_What is needed:_
Once you have read the records below, restate them word for word.

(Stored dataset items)
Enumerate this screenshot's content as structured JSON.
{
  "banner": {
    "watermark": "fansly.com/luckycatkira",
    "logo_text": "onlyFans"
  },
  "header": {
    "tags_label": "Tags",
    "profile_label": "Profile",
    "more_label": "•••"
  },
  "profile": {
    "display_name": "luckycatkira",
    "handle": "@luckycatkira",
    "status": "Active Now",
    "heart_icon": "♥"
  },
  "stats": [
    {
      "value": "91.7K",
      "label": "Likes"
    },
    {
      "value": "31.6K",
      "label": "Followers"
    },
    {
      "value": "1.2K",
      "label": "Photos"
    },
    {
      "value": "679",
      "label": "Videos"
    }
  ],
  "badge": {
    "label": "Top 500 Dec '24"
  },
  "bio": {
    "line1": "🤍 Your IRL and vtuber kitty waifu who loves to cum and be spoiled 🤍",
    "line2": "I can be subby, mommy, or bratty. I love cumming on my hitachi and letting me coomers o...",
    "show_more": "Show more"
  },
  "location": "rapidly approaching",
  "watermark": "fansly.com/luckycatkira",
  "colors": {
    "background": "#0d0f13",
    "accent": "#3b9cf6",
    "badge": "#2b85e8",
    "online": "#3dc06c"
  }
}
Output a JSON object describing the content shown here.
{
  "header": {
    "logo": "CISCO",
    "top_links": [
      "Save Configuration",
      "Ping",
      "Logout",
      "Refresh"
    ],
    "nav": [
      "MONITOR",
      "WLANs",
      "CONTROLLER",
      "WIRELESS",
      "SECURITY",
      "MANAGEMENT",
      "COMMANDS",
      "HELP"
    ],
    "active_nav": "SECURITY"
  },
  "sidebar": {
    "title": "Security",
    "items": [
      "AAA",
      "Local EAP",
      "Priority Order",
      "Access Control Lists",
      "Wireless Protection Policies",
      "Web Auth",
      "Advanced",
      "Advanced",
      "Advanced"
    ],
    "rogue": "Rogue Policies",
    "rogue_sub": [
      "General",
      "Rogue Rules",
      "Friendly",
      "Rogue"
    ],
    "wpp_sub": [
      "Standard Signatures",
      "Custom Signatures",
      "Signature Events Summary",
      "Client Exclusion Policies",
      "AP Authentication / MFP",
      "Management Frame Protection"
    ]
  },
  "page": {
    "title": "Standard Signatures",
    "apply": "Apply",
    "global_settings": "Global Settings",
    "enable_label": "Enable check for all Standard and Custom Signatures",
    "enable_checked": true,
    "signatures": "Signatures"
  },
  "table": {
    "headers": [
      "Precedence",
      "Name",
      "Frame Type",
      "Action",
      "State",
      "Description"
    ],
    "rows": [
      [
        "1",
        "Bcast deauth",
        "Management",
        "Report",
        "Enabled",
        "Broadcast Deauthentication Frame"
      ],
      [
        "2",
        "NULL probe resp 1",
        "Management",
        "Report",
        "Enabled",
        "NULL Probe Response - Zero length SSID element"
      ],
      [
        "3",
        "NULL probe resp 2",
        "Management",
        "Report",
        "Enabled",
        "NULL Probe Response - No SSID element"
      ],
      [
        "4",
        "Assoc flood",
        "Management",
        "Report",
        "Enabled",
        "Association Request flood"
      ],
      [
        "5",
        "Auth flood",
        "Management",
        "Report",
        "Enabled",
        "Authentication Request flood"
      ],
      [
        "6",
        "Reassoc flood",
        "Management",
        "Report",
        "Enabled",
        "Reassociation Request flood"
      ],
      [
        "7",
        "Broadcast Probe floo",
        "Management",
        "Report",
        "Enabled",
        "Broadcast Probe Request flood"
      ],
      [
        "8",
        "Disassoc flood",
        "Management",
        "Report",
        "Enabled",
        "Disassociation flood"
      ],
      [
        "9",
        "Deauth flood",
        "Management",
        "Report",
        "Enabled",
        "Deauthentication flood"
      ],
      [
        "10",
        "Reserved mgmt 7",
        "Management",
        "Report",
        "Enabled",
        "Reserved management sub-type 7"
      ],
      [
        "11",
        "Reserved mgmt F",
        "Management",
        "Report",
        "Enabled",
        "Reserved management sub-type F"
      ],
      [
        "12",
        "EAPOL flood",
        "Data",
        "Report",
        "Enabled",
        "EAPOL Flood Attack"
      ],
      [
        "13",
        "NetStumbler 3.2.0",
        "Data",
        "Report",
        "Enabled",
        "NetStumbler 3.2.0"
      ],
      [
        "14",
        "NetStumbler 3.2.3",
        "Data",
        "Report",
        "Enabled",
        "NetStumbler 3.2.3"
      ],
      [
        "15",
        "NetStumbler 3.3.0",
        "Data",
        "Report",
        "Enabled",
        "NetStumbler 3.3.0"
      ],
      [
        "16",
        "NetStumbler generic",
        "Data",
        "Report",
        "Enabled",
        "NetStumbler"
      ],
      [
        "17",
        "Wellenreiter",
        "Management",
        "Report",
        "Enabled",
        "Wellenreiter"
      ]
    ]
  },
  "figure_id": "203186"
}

_Result of the task:_
Enumerate this screenshot's content as structured JSON.
{
  "banner": {
    "watermark": "fansly.com/luckycatkira",
    "logo_text": "onlyFans"
  },
  "header": {
    "tags_label": "Tags",
    "profile_label": "Profile",
    "more_label": "•••"
  },
  "profile": {
    "display_name": "luckycatkira",
    "handle": "@luckycatkira",
    "status": "Active Now",
    "heart_icon": "♥"
  },
  "stats": [
    {
      "value": "91.7K",
      "label": "Likes"
    },
    {
      "value": "31.6K",
      "label": "Followers"
    },
    {
      "value": "1.2K",
      "label": "Photos"
    },
    {
      "value": "679",
      "label": "Videos"
    }
  ],
  "badge": {
    "label": "Top 500 Dec '24"
  },
  "bio": {
    "line1": "🤍 Your IRL and vtuber kitty waifu who loves to cum and be spoiled 🤍",
    "line2": "I can be subby, mommy, or bratty. I love cumming on my hitachi and letting me coomers o...",
    "show_more": "Show more"
  },
  "location": "rapidly approaching",
  "watermark": "fansly.com/luckycatkira",
  "colors": {
    "background": "#0d0f13",
    "accent": "#3b9cf6",
    "badge": "#2b85e8",
    "online": "#3dc06c"
  }
}
Output a JSON object describing the content shown here.
{
  "header": {
    "logo": "CISCO",
    "top_links": [
      "Save Configuration",
      "Ping",
      "Logout",
      "Refresh"
    ],
    "nav": [
      "MONITOR",
      "WLANs",
      "CONTROLLER",
      "WIRELESS",
      "SECURITY",
      "MANAGEMENT",
      "COMMANDS",
      "HELP"
    ],
    "active_nav": "SECURITY"
  },
  "sidebar": {
    "title": "Security",
    "items": [
      "AAA",
      "Local EAP",
      "Priority Order",
      "Access Control Lists",
      "Wireless Protection Policies",
      "Web Auth",
      "Advanced",
      "Advanced",
      "Advanced"
    ],
    "rogue": "Rogue Policies",
    "rogue_sub": [
      "General",
      "Rogue Rules",
      "Friendly",
      "Rogue"
    ],
    "wpp_sub": [
      "Standard Signatures",
      "Custom Signatures",
      "Signature Events Summary",
      "Client Exclusion Policies",
      "AP Authentication / MFP",
      "Management Frame Protection"
    ]
  },
  "page": {
    "title": "Standard Signatures",
    "apply": "Apply",
    "global_settings": "Global Settings",
    "enable_label": "Enable check for all Standard and Custom Signatures",
    "enable_checked": true,
    "signatures": "Signatures"
  },
  "table": {
    "headers": [
      "Precedence",
      "Name",
      "Frame Type",
      "Action",
      "State",
      "Description"
    ],
    "rows": [
      [
        "1",
        "Bcast deauth",
        "Management",
        "Report",
        "Enabled",
        "Broadcast Deauthentication Frame"
      ],
      [
        "2",
        "NULL probe resp 1",
        "Management",
        "Report",
        "Enabled",
        "NULL Probe Response - Zero length SSID element"
      ],
      [
        "3",
        "NULL probe resp 2",
        "Management",
        "Report",
        "Enabled",
        "NULL Probe Response - No SSID element"
      ],
      [
        "4",
        "Assoc flood",
        "Management",
        "Report",
        "Enabled",
        "Association Request flood"
      ],
      [
        "5",
        "Auth flood",
        "Management",
        "Report",
        "Enabled",
        "Authentication Request flood"
      ],
      [
        "6",
        "Reassoc flood",
        "Management",
        "Report",
        "Enabled",
        "Reassociation Request flood"
      ],
      [
        "7",
        "Broadcast Probe floo",
        "Management",
        "Report",
        "Enabled",
        "Broadcast Probe Request flood"
      ],
      [
        "8",
        "Disassoc flood",
        "Management",
        "Report",
        "Enabled",
        "Disassociation flood"
      ],
      [
        "9",
        "Deauth flood",
        "Management",
        "Report",
        "Enabled",
        "Deauthentication flood"
      ],
      [
        "10",
        "Reserved mgmt 7",
        "Management",
        "Report",
        "Enabled",
        "Reserved management sub-type 7"
      ],
      [
        "11",
        "Reserved mgmt F",
        "Management",
        "Report",
        "Enabled",
        "Reserved management sub-type F"
      ],
      [
        "12",
        "EAPOL flood",
        "Data",
        "Report",
        "Enabled",
        "EAPOL Flood Attack"
      ],
      [
        "13",
        "NetStumbler 3.2.0",
        "Data",
        "Report",
        "Enabled",
        "NetStumbler 3.2.0"
      ],
      [
        "14",
        "NetStumbler 3.2.3",
        "Data",
        "Report",
        "Enabled",
        "NetStumbler 3.2.3"
      ],
      [
        "15",
        "NetStumbler 3.3.0",
        "Data",
        "Report",
        "Enabled",
        "NetStumbler 3.3.0"
      ],
      [
        "16",
        "NetStumbler generic",
        "Data",
        "Report",
        "Enabled",
        "NetStumbler"
      ],
      [
        "17",
        "Wellenreiter",
        "Management",
        "Report",
        "Enabled",
        "Wellenreiter"
      ]
    ]
  },
  "figure_id": "203186"
}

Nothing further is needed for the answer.